> **TASK TO CARRY OUT**: Go through the data below and copy each line that includes "ylabel".

Excerpts from an interface dataset
====

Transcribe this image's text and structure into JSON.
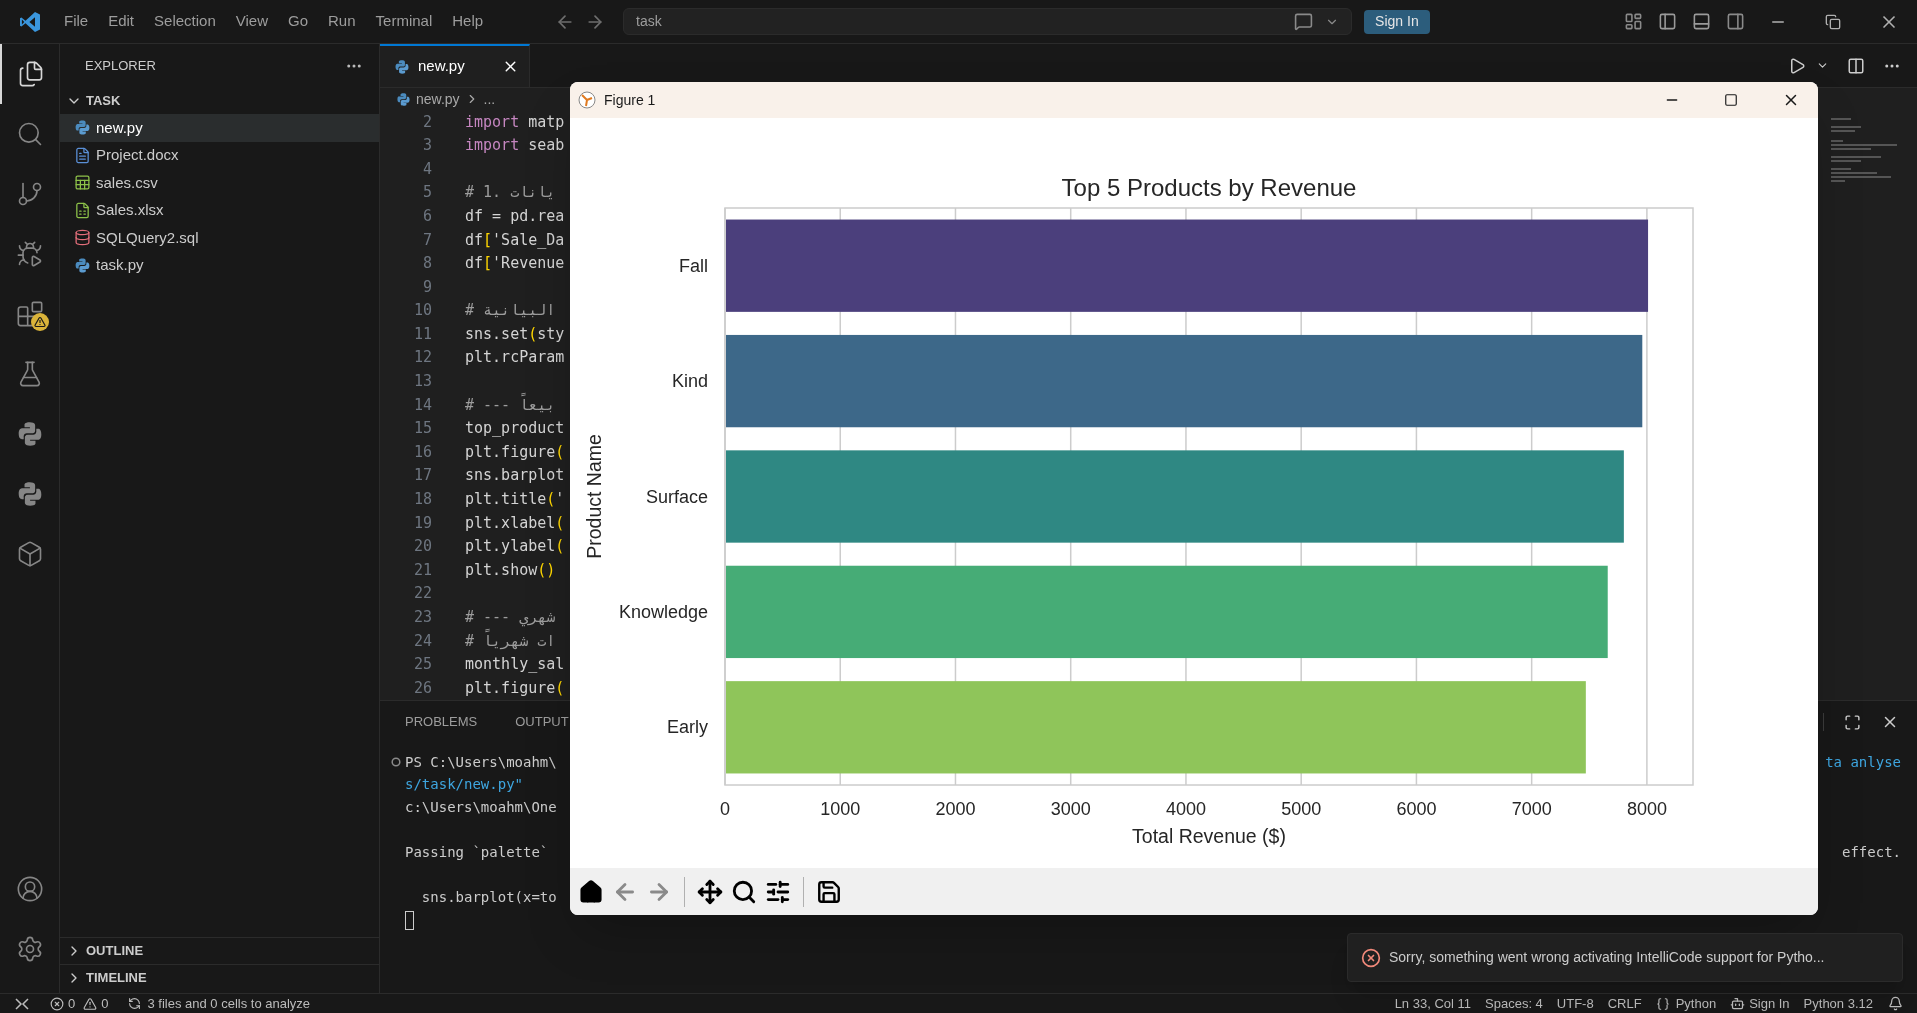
{
  "title_bar": {
    "menu": [
      "File",
      "Edit",
      "Selection",
      "View",
      "Go",
      "Run",
      "Terminal",
      "Help"
    ],
    "search": {
      "value": "task"
    },
    "sign_in": "Sign In"
  },
  "activity_bar": {
    "top": [
      {
        "kind": "explorer",
        "selected": true
      },
      {
        "kind": "search",
        "selected": false
      },
      {
        "kind": "source_control",
        "selected": false
      },
      {
        "kind": "run_debug",
        "selected": false
      },
      {
        "kind": "extensions",
        "selected": false,
        "warning": true
      },
      {
        "kind": "testing",
        "selected": false
      },
      {
        "kind": "python",
        "selected": false
      },
      {
        "kind": "python",
        "selected": false
      },
      {
        "kind": "containers",
        "selected": false
      }
    ],
    "bottom": [
      {
        "kind": "account"
      },
      {
        "kind": "settings"
      }
    ]
  },
  "sidebar": {
    "title": "EXPLORER",
    "folder": {
      "label": "TASK",
      "expanded": true,
      "files": [
        {
          "name": "new.py",
          "kind": "python",
          "selected": true
        },
        {
          "name": "Project.docx",
          "kind": "word",
          "selected": false
        },
        {
          "name": "sales.csv",
          "kind": "csv",
          "selected": false
        },
        {
          "name": "Sales.xlsx",
          "kind": "excel",
          "selected": false
        },
        {
          "name": "SQLQuery2.sql",
          "kind": "sql",
          "selected": false
        },
        {
          "name": "task.py",
          "kind": "python",
          "selected": false
        }
      ]
    },
    "sections": [
      {
        "label": "OUTLINE",
        "expanded": false
      },
      {
        "label": "TIMELINE",
        "expanded": false
      }
    ]
  },
  "editor": {
    "tabs": [
      {
        "label": "new.py",
        "selected": true
      }
    ],
    "breadcrumb": [
      "new.py",
      "..."
    ],
    "lines": [
      {
        "number": "2",
        "tokens": [
          {
            "text": "import",
            "kind": "keyword"
          },
          {
            "text": " matp",
            "kind": "plain"
          }
        ]
      },
      {
        "number": "3",
        "tokens": [
          {
            "text": "import",
            "kind": "keyword"
          },
          {
            "text": " seab",
            "kind": "plain"
          }
        ]
      },
      {
        "number": "4"
      },
      {
        "number": "5",
        "tokens": [
          {
            "text": "# 1. يانات",
            "kind": "comment"
          }
        ]
      },
      {
        "number": "6",
        "tokens": [
          {
            "text": "df = pd.rea",
            "kind": "plain"
          }
        ]
      },
      {
        "number": "7",
        "tokens": [
          {
            "text": "df",
            "kind": "plain"
          },
          {
            "text": "[",
            "kind": "bracket"
          },
          {
            "text": "'Sale_Da",
            "kind": "plain"
          }
        ]
      },
      {
        "number": "8",
        "tokens": [
          {
            "text": "df",
            "kind": "plain"
          },
          {
            "text": "[",
            "kind": "bracket"
          },
          {
            "text": "'Revenue",
            "kind": "plain"
          }
        ]
      },
      {
        "number": "9"
      },
      {
        "number": "10",
        "tokens": [
          {
            "text": "# البيانية",
            "kind": "comment"
          }
        ]
      },
      {
        "number": "11",
        "tokens": [
          {
            "text": "sns.set",
            "kind": "plain"
          },
          {
            "text": "(",
            "kind": "bracket"
          },
          {
            "text": "sty",
            "kind": "plain"
          }
        ]
      },
      {
        "number": "12",
        "tokens": [
          {
            "text": "plt.rcParam",
            "kind": "plain"
          }
        ]
      },
      {
        "number": "13"
      },
      {
        "number": "14",
        "tokens": [
          {
            "text": "# --- بيعاً",
            "kind": "comment"
          }
        ]
      },
      {
        "number": "15",
        "tokens": [
          {
            "text": "top_product",
            "kind": "plain"
          }
        ]
      },
      {
        "number": "16",
        "tokens": [
          {
            "text": "plt.figure",
            "kind": "plain"
          },
          {
            "text": "(",
            "kind": "bracket"
          }
        ]
      },
      {
        "number": "17",
        "tokens": [
          {
            "text": "sns.barplot",
            "kind": "plain"
          }
        ]
      },
      {
        "number": "18",
        "tokens": [
          {
            "text": "plt.title",
            "kind": "plain"
          },
          {
            "text": "(",
            "kind": "bracket"
          },
          {
            "text": "'",
            "kind": "plain"
          }
        ]
      },
      {
        "number": "19",
        "tokens": [
          {
            "text": "plt.xlabel",
            "kind": "plain"
          },
          {
            "text": "(",
            "kind": "bracket"
          }
        ]
      },
      {
        "number": "20",
        "tokens": [
          {
            "text": "plt.ylabel",
            "kind": "plain"
          },
          {
            "text": "(",
            "kind": "bracket"
          }
        ]
      },
      {
        "number": "21",
        "tokens": [
          {
            "text": "plt.show",
            "kind": "plain"
          },
          {
            "text": "()",
            "kind": "bracket"
          }
        ]
      },
      {
        "number": "22"
      },
      {
        "number": "23",
        "tokens": [
          {
            "text": "# --- شهري",
            "kind": "comment"
          }
        ]
      },
      {
        "number": "24",
        "tokens": [
          {
            "text": "# ات شهرياً",
            "kind": "comment"
          }
        ]
      },
      {
        "number": "25",
        "tokens": [
          {
            "text": "monthly_sal",
            "kind": "plain"
          }
        ]
      },
      {
        "number": "26",
        "tokens": [
          {
            "text": "plt.figure",
            "kind": "plain"
          },
          {
            "text": "(",
            "kind": "bracket"
          }
        ]
      }
    ]
  },
  "panel": {
    "tabs": [
      {
        "label": "PROBLEMS",
        "selected": false
      },
      {
        "label": "OUTPUT",
        "selected": false
      }
    ],
    "terminal": [
      {
        "kind": "prompt",
        "text": "PS C:\\Users\\moahm\\",
        "tail": {
          "text": "ta anlyse",
          "kind": "path"
        }
      },
      {
        "kind": "path",
        "text": "s/task/new.py\""
      },
      {
        "kind": "plain",
        "text": "c:\\Users\\moahm\\One"
      },
      {
        "kind": "blank"
      },
      {
        "kind": "plain",
        "text": "Passing `palette`",
        "tail": {
          "text": "effect.",
          "kind": "plain"
        }
      },
      {
        "kind": "blank"
      },
      {
        "kind": "plain",
        "text": "  sns.barplot(x=to"
      },
      {
        "kind": "cursor"
      }
    ]
  },
  "figure_window": {
    "title": "Figure 1",
    "chart_data": {
      "type": "bar",
      "orientation": "horizontal",
      "title": "Top 5 Products by Revenue",
      "xlabel": "Total Revenue ($)",
      "ylabel": "Product Name",
      "categories": [
        "Fall",
        "Kind",
        "Surface",
        "Knowledge",
        "Early"
      ],
      "series": [
        {
          "colors": [
            "#4b3f7c",
            "#3d6889",
            "#2f8883",
            "#46ac76",
            "#8fc55a"
          ],
          "values": [
            8010,
            7960,
            7800,
            7660,
            7470
          ]
        }
      ],
      "xlim": [
        0,
        8400
      ],
      "grid": true,
      "xticks": [
        0,
        1000,
        2000,
        3000,
        4000,
        5000,
        6000,
        7000,
        8000
      ]
    },
    "toolbar": [
      {
        "kind": "home",
        "disabled": false
      },
      {
        "kind": "back",
        "disabled": true
      },
      {
        "kind": "forward",
        "disabled": true
      },
      {
        "kind": "separator"
      },
      {
        "kind": "pan",
        "disabled": false
      },
      {
        "kind": "zoom",
        "disabled": false
      },
      {
        "kind": "configure",
        "disabled": false
      },
      {
        "kind": "separator"
      },
      {
        "kind": "save",
        "disabled": false
      }
    ]
  },
  "notification": {
    "kind": "error",
    "message": "Sorry, something went wrong activating IntelliCode support for Pytho..."
  },
  "status_bar": {
    "errors": "0",
    "warnings": "0",
    "analysis": "3 files and 0 cells to analyze",
    "right": [
      {
        "kind": "text",
        "text": "Ln 33, Col 11"
      },
      {
        "kind": "text",
        "text": "Spaces: 4"
      },
      {
        "kind": "text",
        "text": "UTF-8"
      },
      {
        "kind": "text",
        "text": "CRLF"
      },
      {
        "kind": "language",
        "text": "Python"
      },
      {
        "kind": "account",
        "text": "Sign In"
      },
      {
        "kind": "text",
        "text": "Python 3.12"
      },
      {
        "kind": "bell"
      }
    ]
  }
}
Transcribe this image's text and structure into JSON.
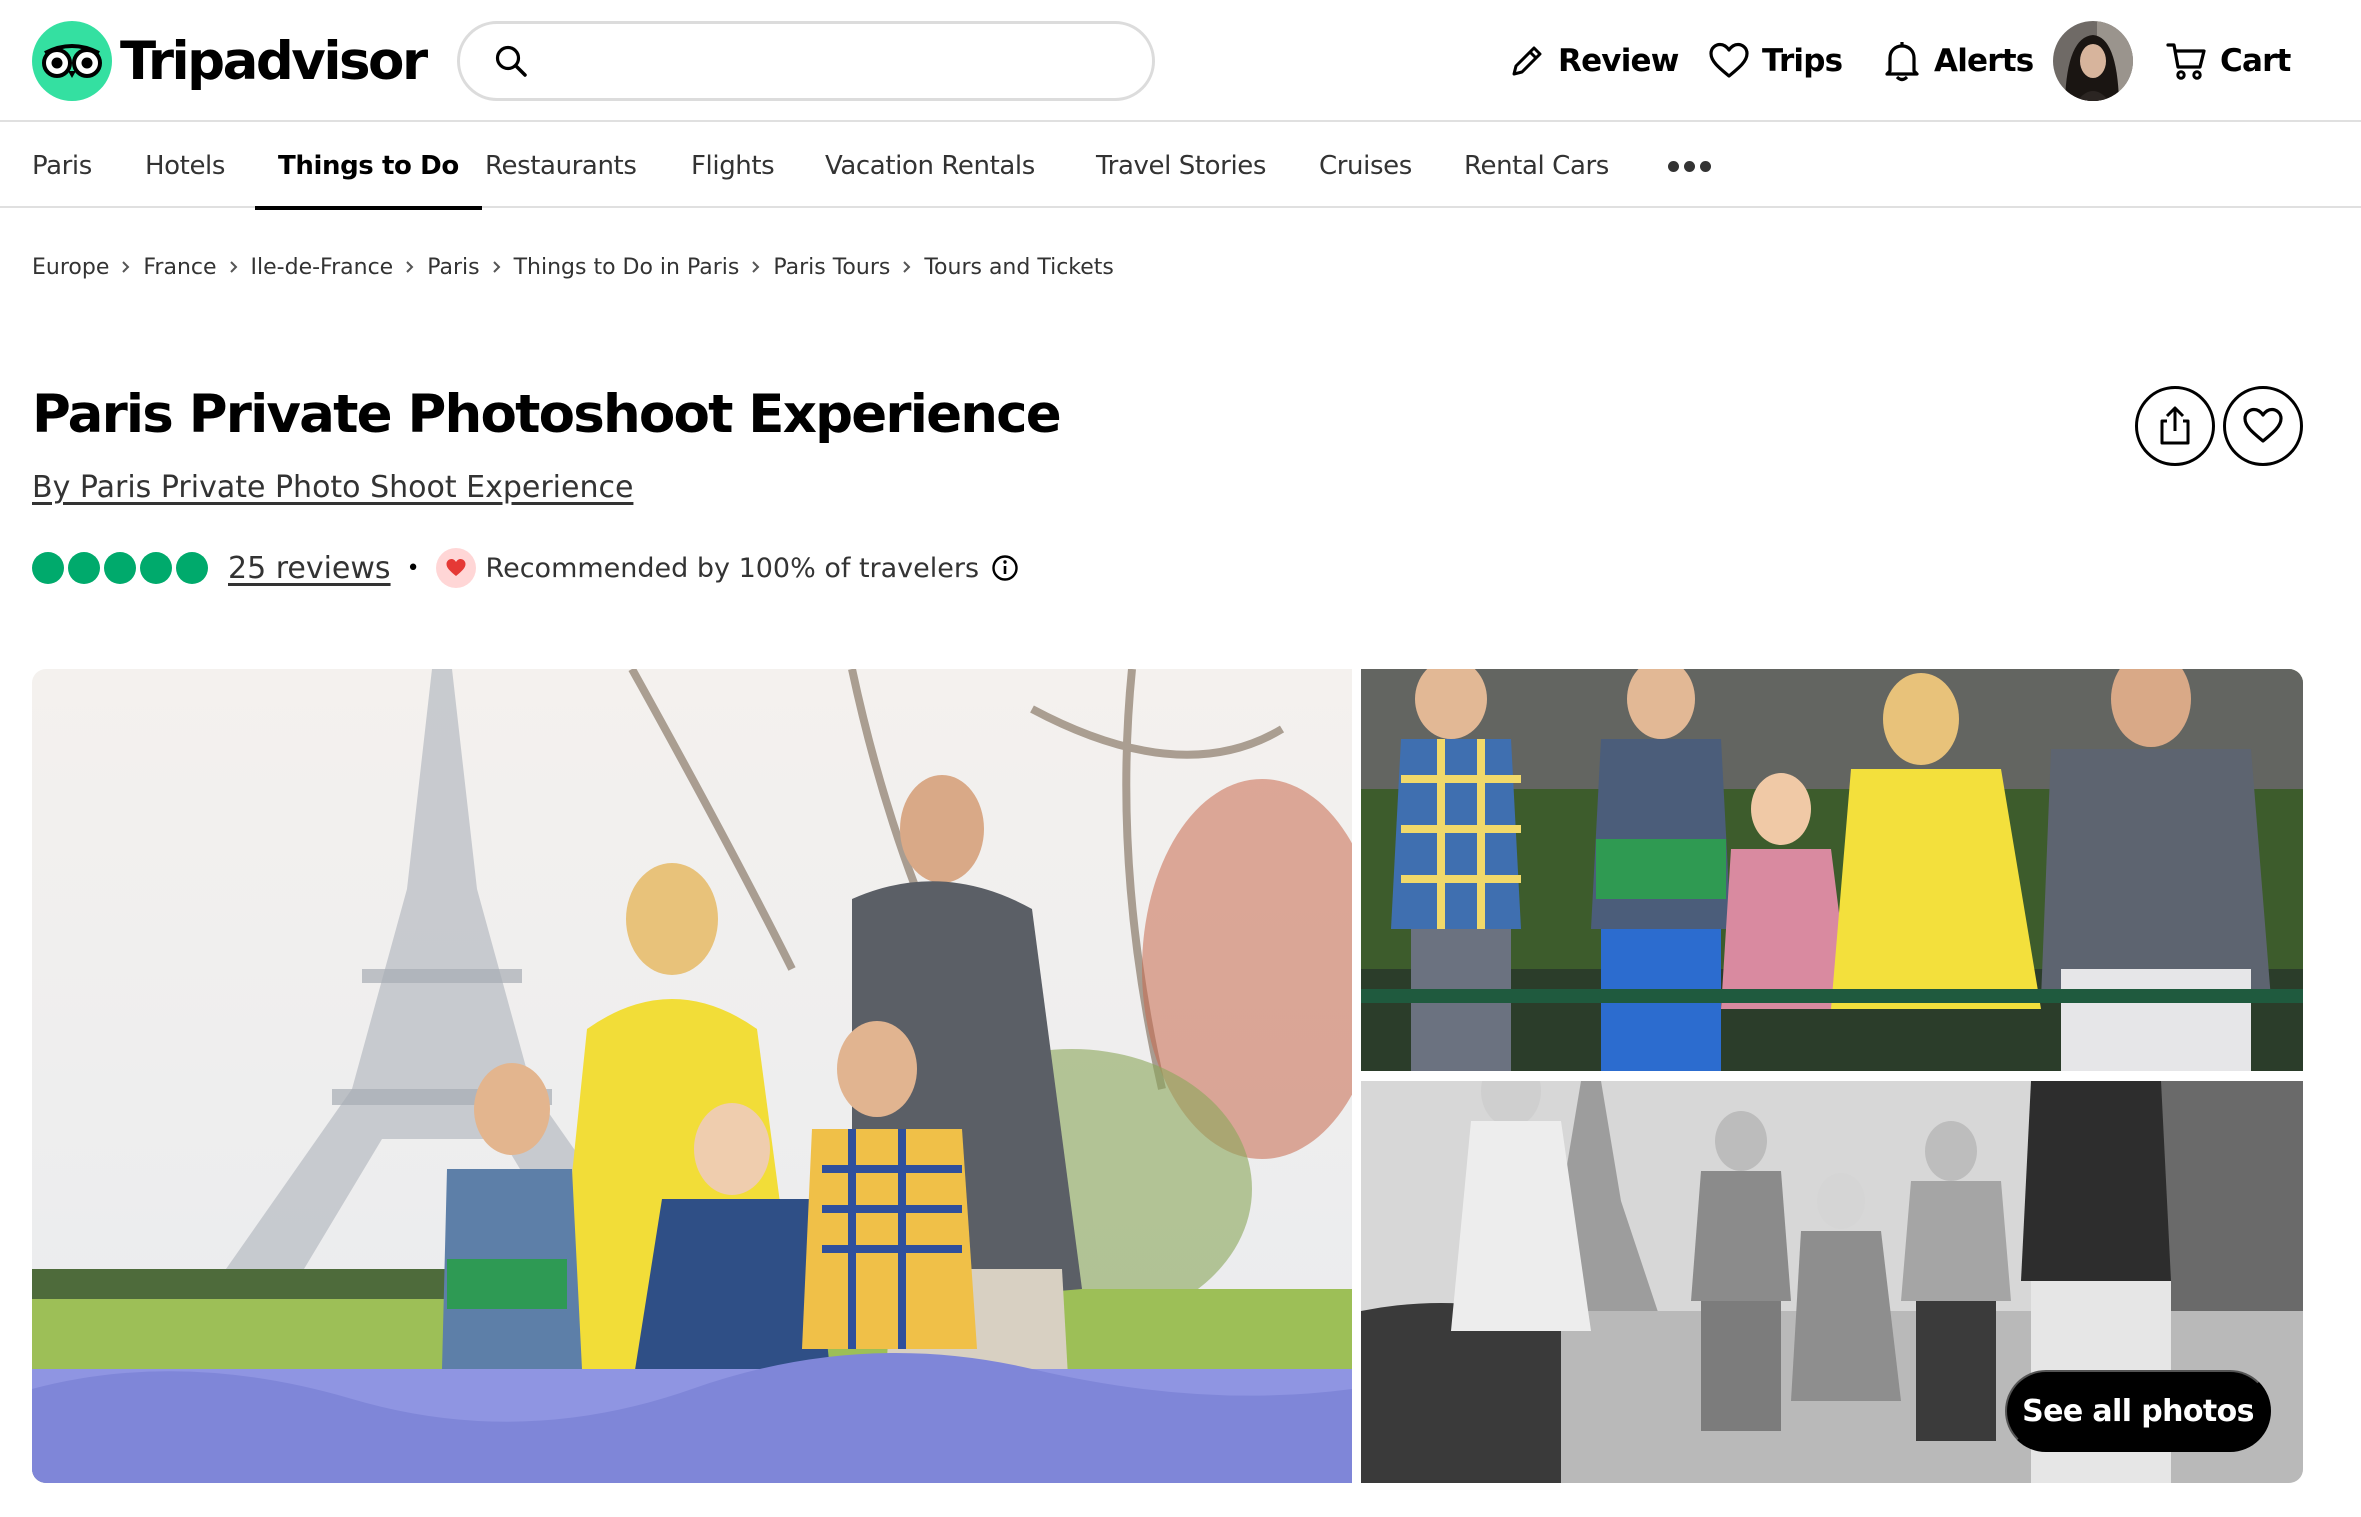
{
  "brand": {
    "name": "Tripadvisor",
    "logo_icon": "owl-eyes-icon",
    "accent": "#34e0a1"
  },
  "search": {
    "value": "",
    "placeholder": ""
  },
  "header_nav": {
    "review": {
      "label": "Review",
      "icon": "pencil-icon"
    },
    "trips": {
      "label": "Trips",
      "icon": "heart-icon"
    },
    "alerts": {
      "label": "Alerts",
      "icon": "bell-icon"
    },
    "cart": {
      "label": "Cart",
      "icon": "cart-icon"
    }
  },
  "tabs": [
    {
      "label": "Paris"
    },
    {
      "label": "Hotels"
    },
    {
      "label": "Things to Do",
      "active": true
    },
    {
      "label": "Restaurants"
    },
    {
      "label": "Flights"
    },
    {
      "label": "Vacation Rentals"
    },
    {
      "label": "Travel Stories"
    },
    {
      "label": "Cruises"
    },
    {
      "label": "Rental Cars"
    }
  ],
  "more_icon": "more-dots-icon",
  "breadcrumb": [
    "Europe",
    "France",
    "Ile-de-France",
    "Paris",
    "Things to Do in Paris",
    "Paris Tours",
    "Tours and Tickets"
  ],
  "listing": {
    "title": "Paris Private Photoshoot Experience",
    "byline": "By Paris Private Photo Shoot Experience",
    "rating_bubbles": 5,
    "rating_color": "#00aa6c",
    "reviews_label": "25 reviews",
    "separator": "•",
    "recommended_text": "Recommended by 100% of travelers"
  },
  "photos": {
    "see_all_label": "See all photos",
    "items": [
      "main-photo",
      "top-right-photo",
      "bottom-right-photo"
    ]
  }
}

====

> **ANSWER FOR THIS EXERCISE**:
            "text": "plt.ylabel",
      "ylabel": "Product Name",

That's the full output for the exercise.